> [ABOUT THIS EXERCISE]: Word for word, repeat everything in the records below except the pictures.

> [DATA TO EXAMINE]:

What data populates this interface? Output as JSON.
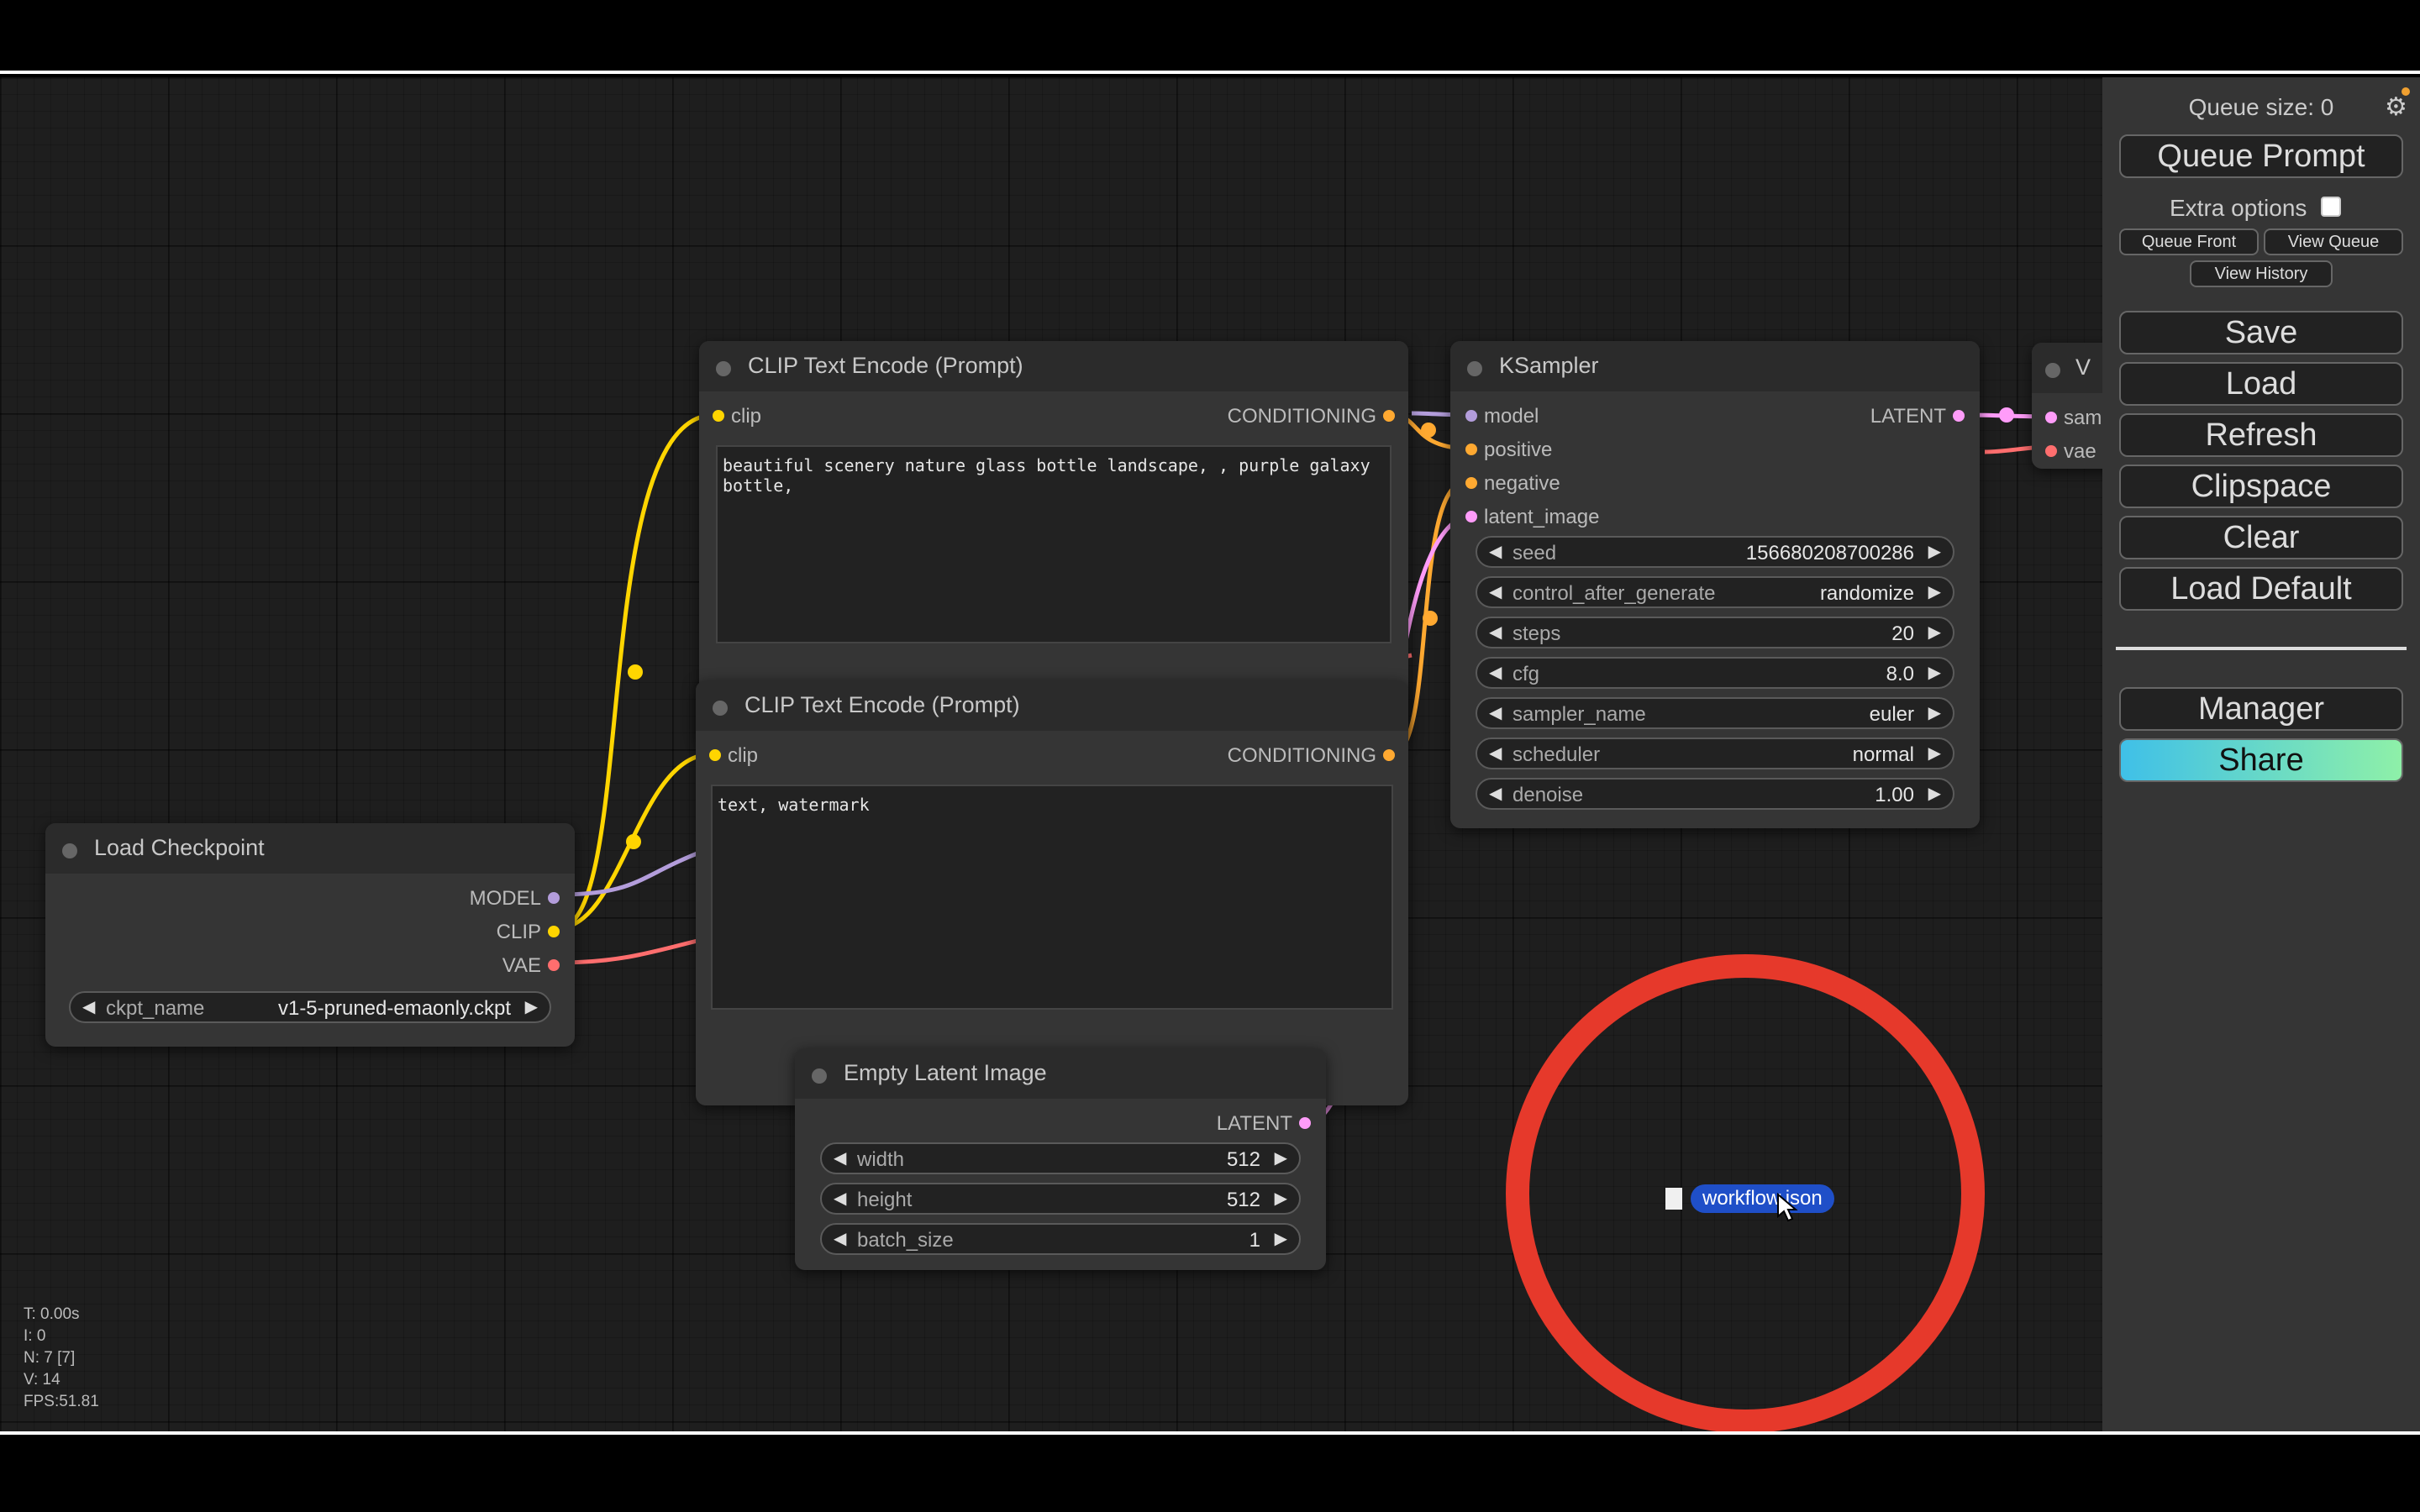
{
  "queue": {
    "size_label": "Queue size: 0",
    "queue_prompt": "Queue Prompt",
    "extra_options": "Extra options",
    "queue_front": "Queue Front",
    "view_queue": "View Queue",
    "view_history": "View History",
    "buttons": [
      "Save",
      "Load",
      "Refresh",
      "Clipspace",
      "Clear",
      "Load Default"
    ],
    "manager": "Manager",
    "share": "Share"
  },
  "stats": [
    "T: 0.00s",
    "I: 0",
    "N: 7 [7]",
    "V: 14",
    "FPS:51.81"
  ],
  "nodes": {
    "clip_pos": {
      "title": "CLIP Text Encode (Prompt)",
      "input": "clip",
      "output": "CONDITIONING",
      "text": "beautiful scenery nature glass bottle landscape, , purple galaxy\nbottle,"
    },
    "clip_neg": {
      "title": "CLIP Text Encode (Prompt)",
      "input": "clip",
      "output": "CONDITIONING",
      "text": "text, watermark"
    },
    "ksampler": {
      "title": "KSampler",
      "inputs": [
        "model",
        "positive",
        "negative",
        "latent_image"
      ],
      "output": "LATENT",
      "widgets": [
        {
          "name": "seed",
          "value": "156680208700286"
        },
        {
          "name": "control_after_generate",
          "value": "randomize"
        },
        {
          "name": "steps",
          "value": "20"
        },
        {
          "name": "cfg",
          "value": "8.0"
        },
        {
          "name": "sampler_name",
          "value": "euler"
        },
        {
          "name": "scheduler",
          "value": "normal"
        },
        {
          "name": "denoise",
          "value": "1.00"
        }
      ]
    },
    "checkpoint": {
      "title": "Load Checkpoint",
      "outputs": [
        "MODEL",
        "CLIP",
        "VAE"
      ],
      "widget": {
        "name": "ckpt_name",
        "value": "v1-5-pruned-emaonly.ckpt"
      }
    },
    "latent": {
      "title": "Empty Latent Image",
      "output": "LATENT",
      "widgets": [
        {
          "name": "width",
          "value": "512"
        },
        {
          "name": "height",
          "value": "512"
        },
        {
          "name": "batch_size",
          "value": "1"
        }
      ]
    },
    "vae_decode": {
      "title": "V",
      "inputs": [
        "sam",
        "vae"
      ]
    }
  },
  "drag": {
    "filename": "workflow.json"
  },
  "colors": {
    "clip": "#ffd500",
    "conditioning": "#ffa931",
    "model": "#b39ddb",
    "latent": "#ff9cf9",
    "vae": "#ff6e6e",
    "highlight_circle": "#e6392b"
  }
}
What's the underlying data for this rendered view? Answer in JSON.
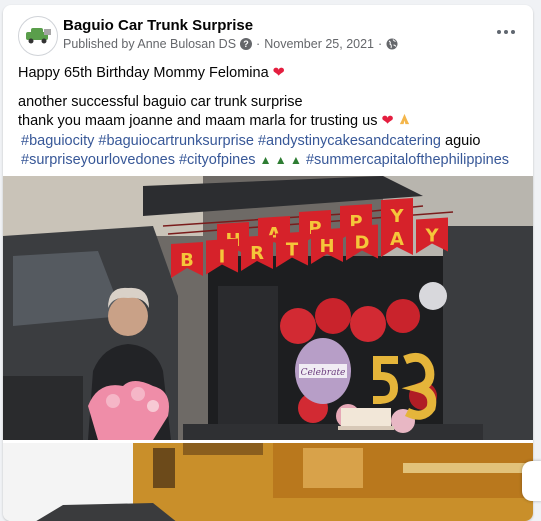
{
  "post": {
    "page_name": "Baguio Car Trunk Surprise",
    "published_by": "Published by Anne Bulosan DS",
    "date": "November 25, 2021",
    "separator": "·",
    "info_symbol": "?",
    "line1": "Happy 65th Birthday Mommy Felomina",
    "line2": "another successful baguio car trunk surprise",
    "line3": "thank you maam joanne and maam marla for trusting us",
    "hashtags": {
      "h1": "#baguiocity",
      "h2": "#baguiocartrunksurprise",
      "h3": "#andystinycakesandcatering",
      "plain1": "aguio",
      "h4": "#surpriseyourlovedones",
      "h5": "#cityofpines",
      "h6": "#summercapitalofthephilippines"
    }
  },
  "photo": {
    "banner_letters_top": [
      "H",
      "A",
      "P",
      "P",
      "Y"
    ],
    "banner_letters_bottom": [
      "B",
      "I",
      "R",
      "T",
      "H",
      "D",
      "A",
      "Y"
    ],
    "balloon_text": "Celebrate"
  },
  "icons": {
    "heart": "heart-icon",
    "folded_hands": "folded-hands-icon",
    "tree": "tree-icon",
    "globe": "globe-icon",
    "more": "more-options-icon"
  },
  "colors": {
    "link": "#385898",
    "banner": "#d6222a",
    "banner_letter": "#f5c63a",
    "balloon_red": "#d22a33",
    "gold": "#e5b53a"
  }
}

> [PROBLEM SOLUTION]:
What data populates this interface? Output as JSON.
{
  "queue": {
    "size_label": "Queue size: 0",
    "queue_prompt": "Queue Prompt",
    "extra_options": "Extra options",
    "queue_front": "Queue Front",
    "view_queue": "View Queue",
    "view_history": "View History",
    "buttons": [
      "Save",
      "Load",
      "Refresh",
      "Clipspace",
      "Clear",
      "Load Default"
    ],
    "manager": "Manager",
    "share": "Share"
  },
  "stats": [
    "T: 0.00s",
    "I: 0",
    "N: 7 [7]",
    "V: 14",
    "FPS:51.81"
  ],
  "nodes": {
    "clip_pos": {
      "title": "CLIP Text Encode (Prompt)",
      "input": "clip",
      "output": "CONDITIONING",
      "text": "beautiful scenery nature glass bottle landscape, , purple galaxy\nbottle,"
    },
    "clip_neg": {
      "title": "CLIP Text Encode (Prompt)",
      "input": "clip",
      "output": "CONDITIONING",
      "text": "text, watermark"
    },
    "ksampler": {
      "title": "KSampler",
      "inputs": [
        "model",
        "positive",
        "negative",
        "latent_image"
      ],
      "output": "LATENT",
      "widgets": [
        {
          "name": "seed",
          "value": "156680208700286"
        },
        {
          "name": "control_after_generate",
          "value": "randomize"
        },
        {
          "name": "steps",
          "value": "20"
        },
        {
          "name": "cfg",
          "value": "8.0"
        },
        {
          "name": "sampler_name",
          "value": "euler"
        },
        {
          "name": "scheduler",
          "value": "normal"
        },
        {
          "name": "denoise",
          "value": "1.00"
        }
      ]
    },
    "checkpoint": {
      "title": "Load Checkpoint",
      "outputs": [
        "MODEL",
        "CLIP",
        "VAE"
      ],
      "widget": {
        "name": "ckpt_name",
        "value": "v1-5-pruned-emaonly.ckpt"
      }
    },
    "latent": {
      "title": "Empty Latent Image",
      "output": "LATENT",
      "widgets": [
        {
          "name": "width",
          "value": "512"
        },
        {
          "name": "height",
          "value": "512"
        },
        {
          "name": "batch_size",
          "value": "1"
        }
      ]
    },
    "vae_decode": {
      "title": "V",
      "inputs": [
        "sam",
        "vae"
      ]
    }
  },
  "drag": {
    "filename": "workflow.json"
  },
  "colors": {
    "clip": "#ffd500",
    "conditioning": "#ffa931",
    "model": "#b39ddb",
    "latent": "#ff9cf9",
    "vae": "#ff6e6e",
    "highlight_circle": "#e6392b"
  }
}
What's the underlying data for this rendered view? Answer in JSON.
{
  "post": {
    "page_name": "Baguio Car Trunk Surprise",
    "published_by": "Published by Anne Bulosan DS",
    "date": "November 25, 2021",
    "separator": "·",
    "info_symbol": "?",
    "line1": "Happy 65th Birthday Mommy Felomina",
    "line2": "another successful baguio car trunk surprise",
    "line3": "thank you maam joanne and maam marla for trusting us",
    "hashtags": {
      "h1": "#baguiocity",
      "h2": "#baguiocartrunksurprise",
      "h3": "#andystinycakesandcatering",
      "plain1": "aguio",
      "h4": "#surpriseyourlovedones",
      "h5": "#cityofpines",
      "h6": "#summercapitalofthephilippines"
    }
  },
  "photo": {
    "banner_letters_top": [
      "H",
      "A",
      "P",
      "P",
      "Y"
    ],
    "banner_letters_bottom": [
      "B",
      "I",
      "R",
      "T",
      "H",
      "D",
      "A",
      "Y"
    ],
    "balloon_text": "Celebrate"
  },
  "icons": {
    "heart": "heart-icon",
    "folded_hands": "folded-hands-icon",
    "tree": "tree-icon",
    "globe": "globe-icon",
    "more": "more-options-icon"
  },
  "colors": {
    "link": "#385898",
    "banner": "#d6222a",
    "banner_letter": "#f5c63a",
    "balloon_red": "#d22a33",
    "gold": "#e5b53a"
  }
}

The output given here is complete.